Moody’s rating agency has downgraded the credit rating of the Finnish telecommunications group NOKIA to Ba1, saying its outlook remained negative.
On Friday, the rating agency brought down the credit rating of the Finnish telecommunications giant by one notch and placed it in the “Ba1” level from the previous “Baa3.”
"Today's rating action reflects our view that Nokia's far-reaching restructuring plan ... delineates a scale of earnings pressure and cash consumption that is larger than we had previously assumed," Wolfgang Draack, senior vice president at Moody’s was quoted as saying in a statement.
Moody’s still appreciated Nokia’s decision to take on a drastic restructuring of its operations as “a positive and necessary step to return the group to profitability.”

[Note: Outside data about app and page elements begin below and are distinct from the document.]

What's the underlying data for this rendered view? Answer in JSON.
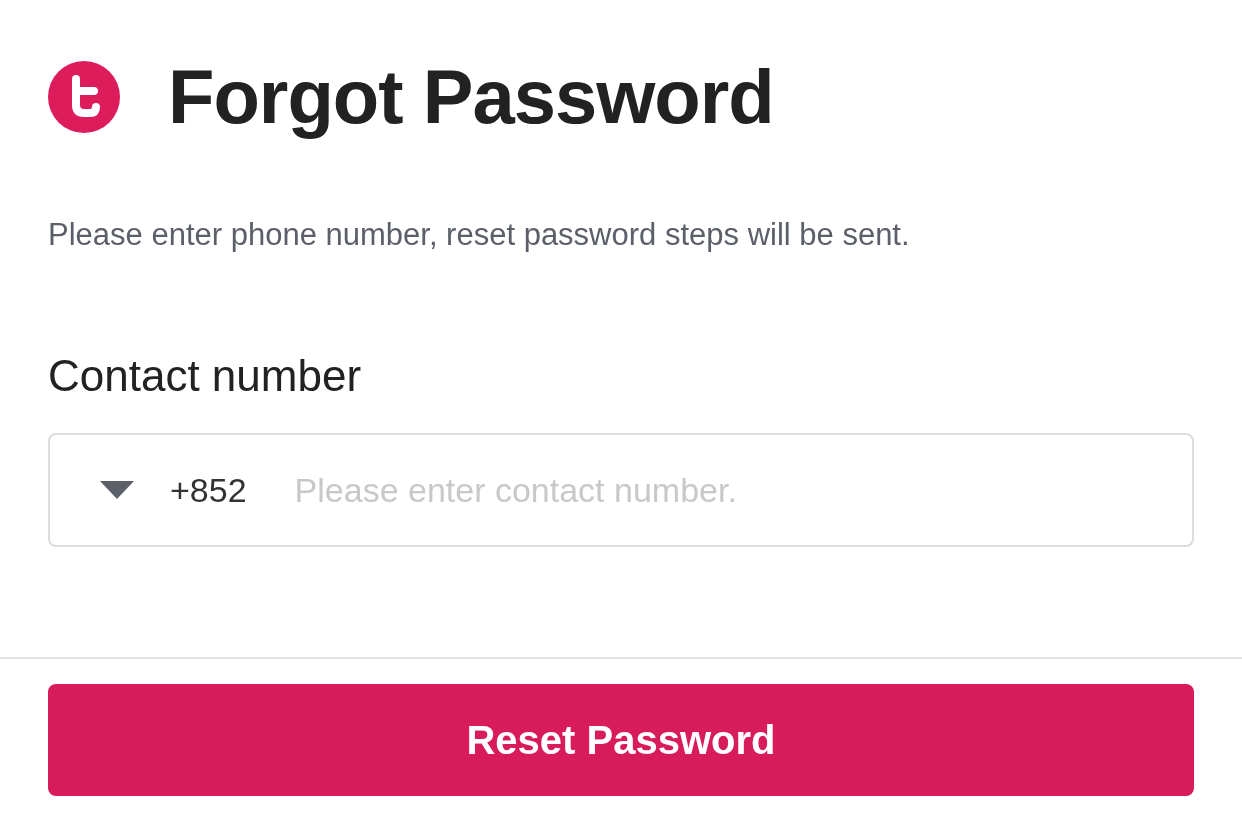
{
  "title": "Forgot Password",
  "description": "Please enter phone number, reset password steps will be sent.",
  "contact_field": {
    "label": "Contact number",
    "country_code": "+852",
    "placeholder": "Please enter contact number."
  },
  "submit_button": {
    "label": "Reset Password"
  }
}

"A return to profitability also depends on Nokia successfully transitioning its range of smart phones to the new Windows operating system and stabilizing its feature phone business," the statement added.

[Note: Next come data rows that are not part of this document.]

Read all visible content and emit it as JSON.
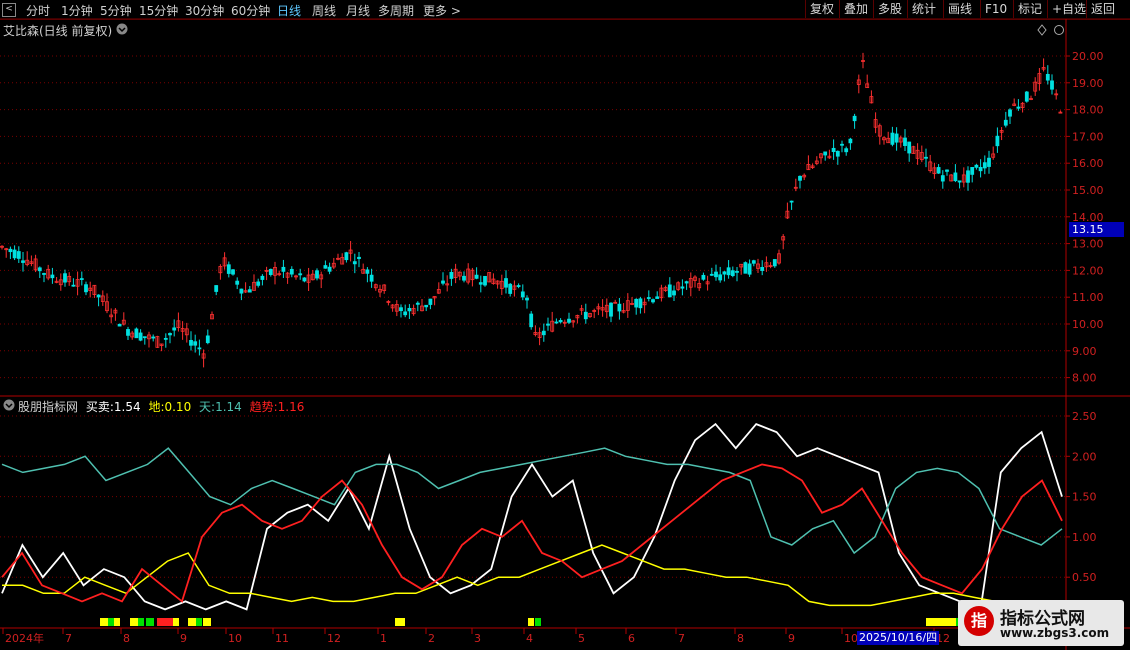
{
  "toolbar": {
    "back": "<",
    "periods": [
      "分时",
      "1分钟",
      "5分钟",
      "15分钟",
      "30分钟",
      "60分钟",
      "日线",
      "周线",
      "月线",
      "多周期",
      "更多 >"
    ],
    "active_period": "日线",
    "right_buttons": [
      "复权",
      "叠加",
      "多股",
      "统计",
      "画线",
      "F10",
      "标记",
      "+自选",
      "返回"
    ]
  },
  "main_chart": {
    "title": "艾比森(日线 前复权)",
    "price_axis": [
      "20.00",
      "19.00",
      "18.00",
      "17.00",
      "16.00",
      "15.00",
      "14.00",
      "13.00",
      "12.00",
      "11.00",
      "10.00",
      "9.00",
      "8.00"
    ],
    "current_price": "13.15"
  },
  "indicator": {
    "name": "股朋指标网",
    "values": [
      {
        "label": "买卖:",
        "value": "1.54",
        "color": "#ffffff"
      },
      {
        "label": "地:",
        "value": "0.10",
        "color": "#ffff00"
      },
      {
        "label": "天:",
        "value": "1.14",
        "color": "#4fc0b0"
      },
      {
        "label": "趋势:",
        "value": "1.16",
        "color": "#ff2020"
      }
    ],
    "axis": [
      "2.50",
      "2.00",
      "1.50",
      "1.00",
      "0.50"
    ]
  },
  "time_axis": {
    "labels": [
      "2024年",
      "7",
      "8",
      "9",
      "10",
      "11",
      "12",
      "1",
      "2",
      "3",
      "4",
      "5",
      "6",
      "7",
      "8",
      "9",
      "10",
      "12"
    ],
    "cursor_date": "2025/10/16/四"
  },
  "watermark": {
    "logo": "指",
    "title": "指标公式网",
    "url": "www.zbgs3.com"
  },
  "colors": {
    "up": "#ff3030",
    "down": "#00e0e0",
    "grid": "#7a0000",
    "white_line": "#ffffff",
    "yellow_line": "#ffff00",
    "teal_line": "#4fc0b0",
    "red_line": "#ff2020"
  },
  "chart_data": {
    "type": "line",
    "series": [
      {
        "name": "买卖",
        "values": [
          0.3,
          0.9,
          0.5,
          0.8,
          0.4,
          0.6,
          0.5,
          0.2,
          0.1,
          0.2,
          0.1,
          0.2,
          0.1,
          1.1,
          1.3,
          1.4,
          1.2,
          1.6,
          1.1,
          2.0,
          1.1,
          0.5,
          0.3,
          0.4,
          0.6,
          1.5,
          1.9,
          1.5,
          1.7,
          0.8,
          0.3,
          0.5,
          1.0,
          1.7,
          2.2,
          2.4,
          2.1,
          2.4,
          2.3,
          2.0,
          2.1,
          2.0,
          1.9,
          1.8,
          0.8,
          0.4,
          0.3,
          0.2,
          0.1,
          1.8,
          2.1,
          2.3,
          1.5
        ]
      },
      {
        "name": "地",
        "values": [
          0.4,
          0.4,
          0.3,
          0.3,
          0.5,
          0.4,
          0.3,
          0.5,
          0.7,
          0.8,
          0.4,
          0.3,
          0.3,
          0.25,
          0.2,
          0.25,
          0.2,
          0.2,
          0.25,
          0.3,
          0.3,
          0.4,
          0.5,
          0.4,
          0.5,
          0.5,
          0.6,
          0.7,
          0.8,
          0.9,
          0.8,
          0.7,
          0.6,
          0.6,
          0.55,
          0.5,
          0.5,
          0.45,
          0.4,
          0.2,
          0.15,
          0.15,
          0.15,
          0.2,
          0.25,
          0.3,
          0.3,
          0.25,
          0.2
        ]
      },
      {
        "name": "天",
        "values": [
          1.9,
          1.8,
          1.85,
          1.9,
          2.0,
          1.7,
          1.8,
          1.9,
          2.1,
          1.8,
          1.5,
          1.4,
          1.6,
          1.7,
          1.6,
          1.5,
          1.4,
          1.8,
          1.9,
          1.9,
          1.8,
          1.6,
          1.7,
          1.8,
          1.85,
          1.9,
          1.95,
          2.0,
          2.05,
          2.1,
          2.0,
          1.95,
          1.9,
          1.9,
          1.85,
          1.8,
          1.7,
          1.0,
          0.9,
          1.1,
          1.2,
          0.8,
          1.0,
          1.6,
          1.8,
          1.85,
          1.8,
          1.6,
          1.1,
          1.0,
          0.9,
          1.1
        ]
      },
      {
        "name": "趋势",
        "values": [
          0.5,
          0.8,
          0.4,
          0.3,
          0.2,
          0.3,
          0.2,
          0.6,
          0.4,
          0.2,
          1.0,
          1.3,
          1.4,
          1.2,
          1.1,
          1.2,
          1.5,
          1.7,
          1.4,
          0.9,
          0.5,
          0.35,
          0.5,
          0.9,
          1.1,
          1.0,
          1.2,
          0.8,
          0.7,
          0.5,
          0.6,
          0.7,
          0.9,
          1.1,
          1.3,
          1.5,
          1.7,
          1.8,
          1.9,
          1.85,
          1.7,
          1.3,
          1.4,
          1.6,
          1.2,
          0.8,
          0.5,
          0.4,
          0.3,
          0.6,
          1.1,
          1.5,
          1.7,
          1.2
        ]
      }
    ],
    "ylim": [
      0,
      2.6
    ]
  }
}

On Thursday Nokia’s authorities made public their new plans to cut at least 10,000 jobs as part of their “deep additional cost-cutting measures” both in Finland and elsewhere.

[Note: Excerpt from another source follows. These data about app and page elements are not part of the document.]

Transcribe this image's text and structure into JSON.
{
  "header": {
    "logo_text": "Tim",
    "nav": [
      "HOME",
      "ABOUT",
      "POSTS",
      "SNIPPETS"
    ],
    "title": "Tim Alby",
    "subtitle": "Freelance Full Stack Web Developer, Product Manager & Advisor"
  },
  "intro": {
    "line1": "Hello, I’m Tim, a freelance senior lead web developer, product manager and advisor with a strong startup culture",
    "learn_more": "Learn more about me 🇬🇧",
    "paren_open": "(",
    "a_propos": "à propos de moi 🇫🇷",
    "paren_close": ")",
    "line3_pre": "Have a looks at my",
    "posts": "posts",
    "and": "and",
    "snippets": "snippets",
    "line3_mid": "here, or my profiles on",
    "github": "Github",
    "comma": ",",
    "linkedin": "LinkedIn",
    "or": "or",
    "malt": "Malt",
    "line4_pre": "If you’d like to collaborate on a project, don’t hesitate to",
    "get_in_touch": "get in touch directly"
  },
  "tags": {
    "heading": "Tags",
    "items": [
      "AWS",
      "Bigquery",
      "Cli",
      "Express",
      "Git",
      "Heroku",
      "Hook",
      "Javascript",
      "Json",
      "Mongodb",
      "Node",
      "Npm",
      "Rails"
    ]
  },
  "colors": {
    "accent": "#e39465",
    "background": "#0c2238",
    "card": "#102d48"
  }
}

The telecommunication giant’s chief executive Stephen Elop said in a statement that the company’s “planned reductions are a difficult consequence of the intended actions we believe we must take to ensure Nokia’s long-term competitive strength.”
Following the gloomy news of the planned job cuts and the new downgrade, the Helsinki stock exchange witnessed a sharp plunge in the share price of the company by 16 percent.
The cellphone manufacturer giant that has recently lost its 16-year number one ranking in the world-wide cellphone market has been implementing a major restructuring for over a year.
Nokia has announced that it would implement an additional USD 2.0 billion in its cost-cuttings by the end of the year 2013.